However there is a lot of responsibility that lies with the patient. As I have told many people, you can't be approaching your 40s, 50s, so on; eat like you did when you were a teenager, and expect to have the health you did in your 20s. It is just not reasonable. I think patients need to research information about their condition and be willing to make healthy choices and reasonable life changes. I have met some people who do not do this, and have the attitude that they are some how sticking it to their doctor/nurse. That is silly and immature. It is just like when I am in a class (I substitute teach as well as provide general care for an older relative (also a diabetic!)) and I have students who refuse to do their work for the day. They make a big announcement that they aren't doing their work as if it is going to affect me. I'd rather they make good grades, and I try to help them do that, but at the end of the day it is their choice and their grade. The school isn't going to take my diploma/degrees because a student that has been lazy all year continues to be lazy.
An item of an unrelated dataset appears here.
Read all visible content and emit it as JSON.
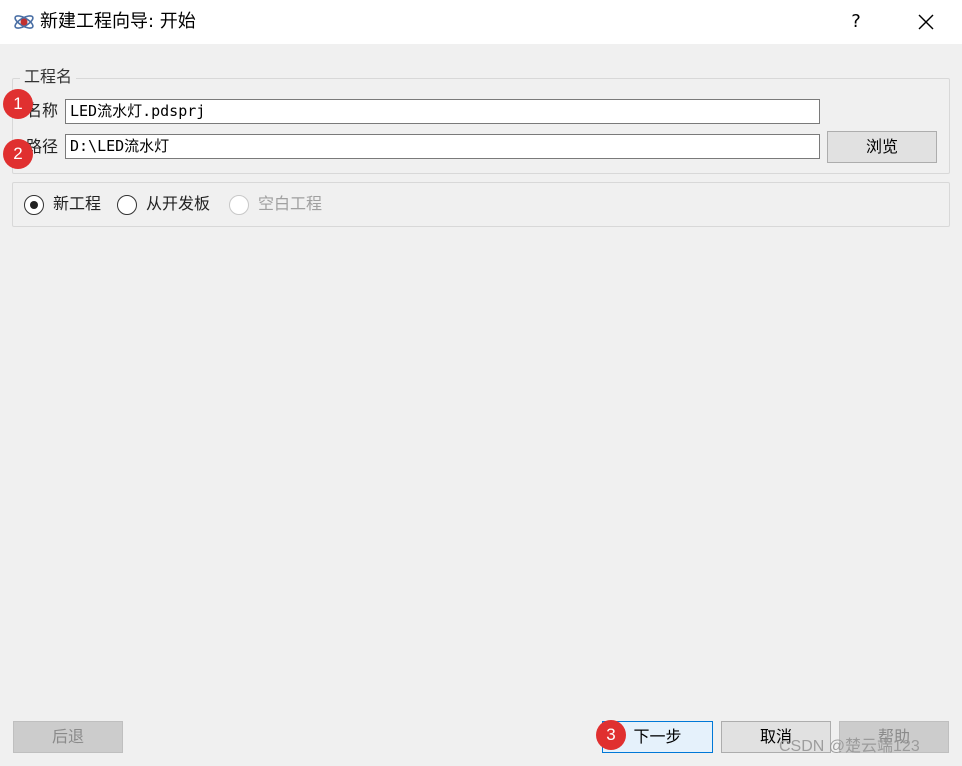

At the end of the day the patient has to realize that this is their health and if they don't attend to it they are hurting themselves, often irreversable damage. I just don't think you have to brow beat the average person to get them to understand that.
2Nov 28, '11 by TonyaW.Hi Caregiver 1977,
I agree. You don't have to browbeat most people to educate them. If you do have to browbeat them, you haven't educated them anyway. Some people just cannot or will not take instruction, even after watching a friend or family member have multiple strokes, swell up like a grape, lose a limb, go blind, be put on dialysis, etc.
As a former dialysis tech, Navy Corpsman, and now working in the VA, I have seen some non-compliance!! And as a former smoker, I've made some of the same horrible choices non-compliant patients have. I suppose at the end of the day, one just has to grow up and take responsibility for oneself. Some people will and some won't, but I know that I can only do what I am able to do and what the Lord allows. It is frustrating at times, which you know all about, being a caretaker! But, God didn't call me to change anyone--He just called me to help. It is a great relief to know that it is not my job to bring about the things only He can do!